Originally Posted by Nomad Willy
That’s where the engine belongs ..
That’s probably what the old “speed boats” like Chris-Craft, Correct Craft ect run so nice.
This boat is a trawler but dosn’t look like one. There are quite a few trawlers (at least lots of people call them trawlers) that aren’t trawlers but this boat is a trawler. However it falls short on accommodations. But is that needed? Probably so because trawlers are heavy cruisers. And cruisers have accommodations.
Well, the term "trawler" is to me personally a bit superfluous. I've just quickly read through the current "what is a trawler-thread" and I feel attaching a specific stamp onto something is mostly about us humans trying to organise and - through that - understanding our environment.
Probably I'm also affected by the Swedish translation of Trawler - which is trålare. And a trålare is strictly the particular fishing vessel made to drag the "trål". so it's also a language thing I guess. So in that perspective my boat more related to commuting boats or fishing boats made to go out laying nets and to go picking them up again. However those traditional boats where around here almost always traditionally completely open (without pilot house). Small (mostly aft) pilot houses started to appear in the 70's I think. This particular boat is only based on old fishing boats and that's because they (the hulls) behaves well in the water.
This boats original purpose was only transportation of staff to a lighthouse and a pilot station.
The Swedish term for this kind of double ended displacement boat is "Snipa" (in Norway "Snäcka").
My mothers tongue is Swedish - therefore these references.

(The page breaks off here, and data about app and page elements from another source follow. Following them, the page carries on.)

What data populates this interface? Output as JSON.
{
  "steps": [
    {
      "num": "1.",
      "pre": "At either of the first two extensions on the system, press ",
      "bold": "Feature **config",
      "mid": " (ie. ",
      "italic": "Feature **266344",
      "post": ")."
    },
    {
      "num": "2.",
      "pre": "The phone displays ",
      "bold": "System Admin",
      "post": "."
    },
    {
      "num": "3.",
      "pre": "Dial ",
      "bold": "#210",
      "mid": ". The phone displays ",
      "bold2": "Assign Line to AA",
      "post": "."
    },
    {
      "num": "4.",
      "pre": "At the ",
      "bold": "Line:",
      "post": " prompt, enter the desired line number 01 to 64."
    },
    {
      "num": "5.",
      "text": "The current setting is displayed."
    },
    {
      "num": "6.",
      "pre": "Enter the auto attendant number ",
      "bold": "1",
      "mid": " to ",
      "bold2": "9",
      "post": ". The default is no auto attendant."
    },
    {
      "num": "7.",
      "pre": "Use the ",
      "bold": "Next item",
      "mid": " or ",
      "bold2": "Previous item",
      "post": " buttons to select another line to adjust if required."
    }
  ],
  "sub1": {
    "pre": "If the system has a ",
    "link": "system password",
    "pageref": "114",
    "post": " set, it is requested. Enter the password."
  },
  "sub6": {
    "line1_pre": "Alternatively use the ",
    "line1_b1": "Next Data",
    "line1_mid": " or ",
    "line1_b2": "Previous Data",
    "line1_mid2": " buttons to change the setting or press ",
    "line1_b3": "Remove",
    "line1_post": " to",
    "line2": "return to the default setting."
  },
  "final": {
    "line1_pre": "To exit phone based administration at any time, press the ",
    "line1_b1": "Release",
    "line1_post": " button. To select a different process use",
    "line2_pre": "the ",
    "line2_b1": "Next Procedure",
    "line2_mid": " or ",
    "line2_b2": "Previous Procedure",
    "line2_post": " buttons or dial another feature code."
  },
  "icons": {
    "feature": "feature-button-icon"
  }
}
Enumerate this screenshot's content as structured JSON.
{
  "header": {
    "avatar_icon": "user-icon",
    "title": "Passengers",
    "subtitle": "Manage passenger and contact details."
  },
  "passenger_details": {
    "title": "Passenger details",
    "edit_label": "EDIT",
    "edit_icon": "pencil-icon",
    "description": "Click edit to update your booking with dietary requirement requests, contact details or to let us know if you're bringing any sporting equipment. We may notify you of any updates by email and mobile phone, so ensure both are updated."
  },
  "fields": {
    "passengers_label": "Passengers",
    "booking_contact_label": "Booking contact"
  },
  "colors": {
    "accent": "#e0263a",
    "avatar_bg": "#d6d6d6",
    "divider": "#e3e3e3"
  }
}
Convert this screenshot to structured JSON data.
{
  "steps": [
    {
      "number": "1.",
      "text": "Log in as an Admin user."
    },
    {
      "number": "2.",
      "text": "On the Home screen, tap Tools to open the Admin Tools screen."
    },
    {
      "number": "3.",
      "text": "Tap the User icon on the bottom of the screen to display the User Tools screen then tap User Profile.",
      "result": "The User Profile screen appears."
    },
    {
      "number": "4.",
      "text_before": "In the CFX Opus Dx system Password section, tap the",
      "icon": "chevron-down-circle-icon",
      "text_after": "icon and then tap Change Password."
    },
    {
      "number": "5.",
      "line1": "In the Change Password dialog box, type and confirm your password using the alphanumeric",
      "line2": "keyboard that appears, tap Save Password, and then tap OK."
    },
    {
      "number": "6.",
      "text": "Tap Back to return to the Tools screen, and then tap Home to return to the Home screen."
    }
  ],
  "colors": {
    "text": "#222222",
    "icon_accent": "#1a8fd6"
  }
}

Thus my headline of this thread is actually slightly ironic. But I do indeed like the kind of boats that are typical leisure (or live aboard) trawlers. And I wouldn't mid owning one. However I'd probably aim for one that is not so frequently mentioned in this forum (If I one day had the opportunity - read money).